(5 out of 5 stars)

""La Leon"

Isolation and Longing

Amos Lassen

The Parana Delta is a system of wetlands in the north of Argentina where loner Alvaro lives. He is an outsider among insiders because he is gay but his sexuality is really not an issue except for El Turu, the water-taxi captain who both taunts him and eyes him. There is a continuous struggle between the two and that's what this film is about.
The people of the area make their small livings by harvesting reeds and they are separated from each other by the water there. They are basically confined and to leave the area, they are dependent on El Turu and he is the most powerful man in the area because he owns El Leon, the water taxis. He wields a great deal of influence and he resents outsiders, especially Alvaro that he marks as an outsider because of his homosexuality.
Alvaro, like the others, is a reed cutter and even though his sexuality is kept hidden, El Turu has his suspicions and these are the roots of his hostility toward the man. It turns out that El Turu's anger is actually with himself because of the feelings he has internalized.
The movie is long and tends to bore sometimes because of director Santiago Otheguy's preference for long close ups and little dialog. The actors use their faces to play their parts and the conflict between the two men is shown without them saying much.
What is beautiful about the film is the landscape which dominates the screen. The film is in a kind of sepia tone so that it does not have the feel of a documentary. What we see is a world that no longer has color.
We do feel the alienation of the characters and the movie is primarily one that feels with masculine images--there are few women in it. This is a powerful movie but it does take patience to see it.
For dedicated film watchers.
Alfredo R. Villanueva | New York, NY United States | 06/01/2009
(4 out of 5 stars)

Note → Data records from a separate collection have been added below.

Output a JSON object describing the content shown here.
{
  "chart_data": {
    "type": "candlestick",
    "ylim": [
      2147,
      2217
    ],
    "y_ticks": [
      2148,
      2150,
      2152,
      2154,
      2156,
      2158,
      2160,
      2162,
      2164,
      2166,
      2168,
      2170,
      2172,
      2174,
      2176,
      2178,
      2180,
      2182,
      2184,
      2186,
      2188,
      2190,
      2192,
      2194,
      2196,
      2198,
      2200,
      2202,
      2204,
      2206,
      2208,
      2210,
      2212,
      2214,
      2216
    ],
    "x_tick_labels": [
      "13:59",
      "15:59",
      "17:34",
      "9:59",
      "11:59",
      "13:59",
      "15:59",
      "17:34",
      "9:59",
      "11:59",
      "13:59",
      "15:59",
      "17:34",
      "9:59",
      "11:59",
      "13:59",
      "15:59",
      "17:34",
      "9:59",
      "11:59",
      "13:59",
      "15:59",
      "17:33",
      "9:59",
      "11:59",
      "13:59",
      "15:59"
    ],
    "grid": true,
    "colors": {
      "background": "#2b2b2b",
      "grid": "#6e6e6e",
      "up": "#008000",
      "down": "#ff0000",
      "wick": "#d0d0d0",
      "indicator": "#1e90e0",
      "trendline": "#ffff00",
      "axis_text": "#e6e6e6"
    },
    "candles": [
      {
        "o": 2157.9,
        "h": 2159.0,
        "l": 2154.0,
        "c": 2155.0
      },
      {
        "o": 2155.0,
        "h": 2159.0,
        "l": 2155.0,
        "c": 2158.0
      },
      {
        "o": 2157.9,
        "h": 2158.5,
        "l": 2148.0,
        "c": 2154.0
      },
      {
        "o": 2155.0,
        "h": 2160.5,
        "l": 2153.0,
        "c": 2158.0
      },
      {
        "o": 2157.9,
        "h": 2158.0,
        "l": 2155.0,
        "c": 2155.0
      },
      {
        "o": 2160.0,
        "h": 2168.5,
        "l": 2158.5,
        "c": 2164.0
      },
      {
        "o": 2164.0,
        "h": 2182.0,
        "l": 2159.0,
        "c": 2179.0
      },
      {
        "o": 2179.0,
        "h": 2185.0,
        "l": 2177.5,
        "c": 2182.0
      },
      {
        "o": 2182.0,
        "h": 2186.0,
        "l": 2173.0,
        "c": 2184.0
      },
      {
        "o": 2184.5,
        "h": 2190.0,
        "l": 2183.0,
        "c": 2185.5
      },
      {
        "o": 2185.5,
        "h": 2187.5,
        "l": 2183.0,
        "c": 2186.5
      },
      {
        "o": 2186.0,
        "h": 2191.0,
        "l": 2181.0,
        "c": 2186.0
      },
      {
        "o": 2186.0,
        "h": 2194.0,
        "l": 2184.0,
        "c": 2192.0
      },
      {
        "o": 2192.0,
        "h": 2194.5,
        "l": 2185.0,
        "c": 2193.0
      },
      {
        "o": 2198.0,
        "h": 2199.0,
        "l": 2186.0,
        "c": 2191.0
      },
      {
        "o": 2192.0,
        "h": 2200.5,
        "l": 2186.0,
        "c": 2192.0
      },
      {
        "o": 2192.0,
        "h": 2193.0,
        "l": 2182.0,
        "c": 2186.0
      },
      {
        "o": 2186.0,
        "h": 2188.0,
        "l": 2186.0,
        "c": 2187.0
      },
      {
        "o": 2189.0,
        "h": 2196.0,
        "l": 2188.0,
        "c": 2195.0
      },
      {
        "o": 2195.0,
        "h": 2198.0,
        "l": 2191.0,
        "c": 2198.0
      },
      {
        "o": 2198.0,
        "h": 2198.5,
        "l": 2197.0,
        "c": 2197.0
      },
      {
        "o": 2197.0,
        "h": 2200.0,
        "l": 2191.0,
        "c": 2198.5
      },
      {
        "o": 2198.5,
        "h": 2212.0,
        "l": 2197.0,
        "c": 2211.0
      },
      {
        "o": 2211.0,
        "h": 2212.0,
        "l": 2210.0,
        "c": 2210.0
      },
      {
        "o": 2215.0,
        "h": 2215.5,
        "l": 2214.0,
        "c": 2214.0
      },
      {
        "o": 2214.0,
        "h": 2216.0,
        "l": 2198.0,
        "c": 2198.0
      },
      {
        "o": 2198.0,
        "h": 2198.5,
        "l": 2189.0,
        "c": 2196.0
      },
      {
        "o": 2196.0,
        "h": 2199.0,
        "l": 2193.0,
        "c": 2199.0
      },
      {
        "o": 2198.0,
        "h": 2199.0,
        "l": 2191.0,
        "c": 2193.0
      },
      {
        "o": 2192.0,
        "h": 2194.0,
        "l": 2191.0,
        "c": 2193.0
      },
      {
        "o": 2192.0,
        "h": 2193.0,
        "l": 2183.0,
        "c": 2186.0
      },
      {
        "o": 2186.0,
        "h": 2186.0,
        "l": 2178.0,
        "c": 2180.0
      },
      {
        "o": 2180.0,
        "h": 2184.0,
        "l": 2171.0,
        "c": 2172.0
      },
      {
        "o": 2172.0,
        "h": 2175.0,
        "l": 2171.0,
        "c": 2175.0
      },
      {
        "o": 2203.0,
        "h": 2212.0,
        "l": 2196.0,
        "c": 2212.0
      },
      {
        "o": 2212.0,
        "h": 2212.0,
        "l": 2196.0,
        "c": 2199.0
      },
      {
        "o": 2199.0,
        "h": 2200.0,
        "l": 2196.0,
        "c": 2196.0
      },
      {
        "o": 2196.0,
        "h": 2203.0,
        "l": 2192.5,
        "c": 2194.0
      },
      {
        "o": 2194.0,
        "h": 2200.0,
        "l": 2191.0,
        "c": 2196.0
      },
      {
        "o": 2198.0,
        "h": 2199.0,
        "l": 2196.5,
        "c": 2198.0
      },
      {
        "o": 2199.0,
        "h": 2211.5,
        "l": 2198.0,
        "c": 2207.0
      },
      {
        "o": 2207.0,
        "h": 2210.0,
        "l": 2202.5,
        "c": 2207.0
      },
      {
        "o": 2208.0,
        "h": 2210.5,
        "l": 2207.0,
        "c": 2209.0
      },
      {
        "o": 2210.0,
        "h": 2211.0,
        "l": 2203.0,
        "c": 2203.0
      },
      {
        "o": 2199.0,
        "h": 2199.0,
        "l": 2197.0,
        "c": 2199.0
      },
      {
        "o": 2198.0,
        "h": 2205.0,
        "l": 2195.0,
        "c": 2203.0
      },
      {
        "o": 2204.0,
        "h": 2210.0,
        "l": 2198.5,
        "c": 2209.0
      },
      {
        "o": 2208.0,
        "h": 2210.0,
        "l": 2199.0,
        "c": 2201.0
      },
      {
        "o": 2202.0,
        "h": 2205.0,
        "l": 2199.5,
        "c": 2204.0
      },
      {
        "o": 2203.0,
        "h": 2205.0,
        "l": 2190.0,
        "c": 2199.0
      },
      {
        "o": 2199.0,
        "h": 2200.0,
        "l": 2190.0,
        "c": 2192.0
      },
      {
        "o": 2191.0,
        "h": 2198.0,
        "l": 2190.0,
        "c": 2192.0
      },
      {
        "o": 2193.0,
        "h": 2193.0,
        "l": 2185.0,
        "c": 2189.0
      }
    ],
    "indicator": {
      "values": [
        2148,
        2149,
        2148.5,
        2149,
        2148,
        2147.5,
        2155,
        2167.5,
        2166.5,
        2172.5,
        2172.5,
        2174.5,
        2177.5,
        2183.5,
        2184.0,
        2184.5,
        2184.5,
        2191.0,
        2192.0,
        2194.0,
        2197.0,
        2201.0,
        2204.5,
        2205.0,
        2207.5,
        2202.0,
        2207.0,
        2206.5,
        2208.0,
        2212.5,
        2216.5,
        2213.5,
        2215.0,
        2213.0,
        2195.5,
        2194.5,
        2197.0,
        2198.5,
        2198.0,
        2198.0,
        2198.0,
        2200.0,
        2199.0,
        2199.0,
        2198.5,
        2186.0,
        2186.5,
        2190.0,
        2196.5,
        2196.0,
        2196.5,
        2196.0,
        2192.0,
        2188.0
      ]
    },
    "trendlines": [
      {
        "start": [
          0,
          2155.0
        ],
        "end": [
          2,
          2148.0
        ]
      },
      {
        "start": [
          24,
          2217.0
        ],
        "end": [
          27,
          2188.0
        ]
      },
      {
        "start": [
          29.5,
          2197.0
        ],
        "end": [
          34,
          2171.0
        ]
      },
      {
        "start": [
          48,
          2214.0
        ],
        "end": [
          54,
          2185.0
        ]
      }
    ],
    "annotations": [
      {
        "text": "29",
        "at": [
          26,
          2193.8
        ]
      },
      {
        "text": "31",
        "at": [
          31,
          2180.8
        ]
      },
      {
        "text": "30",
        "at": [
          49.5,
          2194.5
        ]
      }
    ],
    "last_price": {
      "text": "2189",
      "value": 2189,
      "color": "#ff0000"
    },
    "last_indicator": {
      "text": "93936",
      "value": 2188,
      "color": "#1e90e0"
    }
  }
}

"First, I gave it 4 stars and not five because of what I felt was an unresolved ending. On the other hand, that ending is consistent with the film's depiction of the misery and tedium of life in one of Argentina's river deltas. American reviewers complain about the lack of content; I must point out members of other cultures not Hollywoodized to the point of stupefaction may find this film quite subtle. It discovers homoerotic desire where one would least expect it: among the lower classes who have little time for anything but the business of surviving. It exposes homophobia as a mask for such desire. And, in a "rape" scene, it turns the tables by having the "rapist" and the "victim" act out their desire for each other. I recommend it, but only for those who have realized that film reflects and critiques culture."